About
The Kindergarten Survival Handbook &
El Manual de Cómo Sobrevivir el Jardín de Niños

     The Kindergarten Survival Handbook and its Spanish-language version, El Manual de Cómo Sobrevivir el Jardín de Niños, were written to help all parents send their children to school "ready to learn:" to thrive-- as well as survive-- in Kindergarten.

     Written by Allana Elovson, Ph.D., an educational psychologist and the founding director of California's Project Home Start, the books contain more than 200 cheerful illustrations by Andrea Elovson, and present the whys, the whats, and the hows of Kindergarten readiness in simple, straightforward language accessible to parents and caregivers of all kinds.

     The Kindergarten Survival Handbook and El Manual de Cómo Sobrevivir el Jardín de Niños, translated by Lita Charlot Arellanos, have proven be a boon to all parents who want to insure a good first school experience for their child. They are particularly useful to working parents, adoptive parents, teen parents, and parents whose children have disabilities, or are at risk with some developmental delay.

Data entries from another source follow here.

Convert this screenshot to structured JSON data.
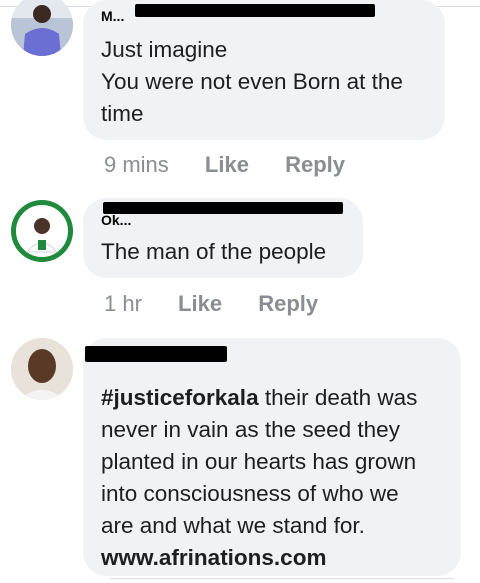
{
  "comments": [
    {
      "author": "M...",
      "lines": [
        "Just imagine",
        "You were not even Born at the",
        "time"
      ],
      "time": "9 mins",
      "like": "Like",
      "reply": "Reply"
    },
    {
      "author": "Ok...",
      "lines": [
        "The man of the people"
      ],
      "time": "1 hr",
      "like": "Like",
      "reply": "Reply"
    },
    {
      "author": "",
      "hashtag": "#justiceforkala",
      "lines": [
        " their death was",
        "never in vain as the seed they",
        "planted in our hearts has grown",
        "into consciousness of who we",
        "are and what we stand for."
      ],
      "link": "www.afrinations.com"
    }
  ],
  "colors": {
    "bubble": "#f0f2f5",
    "meta_text": "#8a8d91",
    "body_text": "#1c1e21"
  }
}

     Part I, "The Before School Checklist," prepared with the help of master kindergarten teachers, presents the basic information that helps children start school ready, and eager, to learn. The exceptionally clear and attractive layout enables parents to get a good sense of their child's readiness, and to identify things their children may not yet have learned.

     Then, "A Guide for Parents" offers many simple, inexpensive, and enjoyable ways that even the busiest parent or caretaker can use to teach these things, using only everyday events and ordinary objects, such as sorting socks, setting the table, or waiting for a bus. There is helpful advice on how children learn, and positive and supportive ways to keep teaching and learning enjoyable for both parents and children. Everyone's self esteem is enhanced, and the bond between parents and children is greatly strengthened.

     The author stresses that even after children enter school, parents continue to be the most important people in children's education, and that things that only parents can do are the things most crucial to children's school success.

     The last section, "The Next Step," deals with the importance of parents staying involved in their children's education after they enter school, and suggests ways they can establish a comfortable and mutually beneficial relationship with their children's teachers and school.

     The Kindergarten Survival Handbook and El Manual de Cómo Sobrevivir el Jardín de Niños are already being used by hundreds of school systems and thousands of parents around the country, and have been enthusiastically reviewed by early childhood experts, teachers, newspapers, and parents, themselves.


[ To the top ]